* _What is expected_
Please output every entry below precisely as written.

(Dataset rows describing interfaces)
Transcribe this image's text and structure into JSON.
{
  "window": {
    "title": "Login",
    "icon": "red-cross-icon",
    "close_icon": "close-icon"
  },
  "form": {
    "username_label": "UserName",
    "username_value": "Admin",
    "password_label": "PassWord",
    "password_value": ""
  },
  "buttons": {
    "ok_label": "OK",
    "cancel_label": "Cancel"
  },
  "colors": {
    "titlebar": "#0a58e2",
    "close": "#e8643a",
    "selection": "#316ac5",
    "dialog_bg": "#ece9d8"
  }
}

* _Written response_
Transcribe this image's text and structure into JSON.
{
  "window": {
    "title": "Login",
    "icon": "red-cross-icon",
    "close_icon": "close-icon"
  },
  "form": {
    "username_label": "UserName",
    "username_value": "Admin",
    "password_label": "PassWord",
    "password_value": ""
  },
  "buttons": {
    "ok_label": "OK",
    "cancel_label": "Cancel"
  },
  "colors": {
    "titlebar": "#0a58e2",
    "close": "#e8643a",
    "selection": "#316ac5",
    "dialog_bg": "#ece9d8"
  }
}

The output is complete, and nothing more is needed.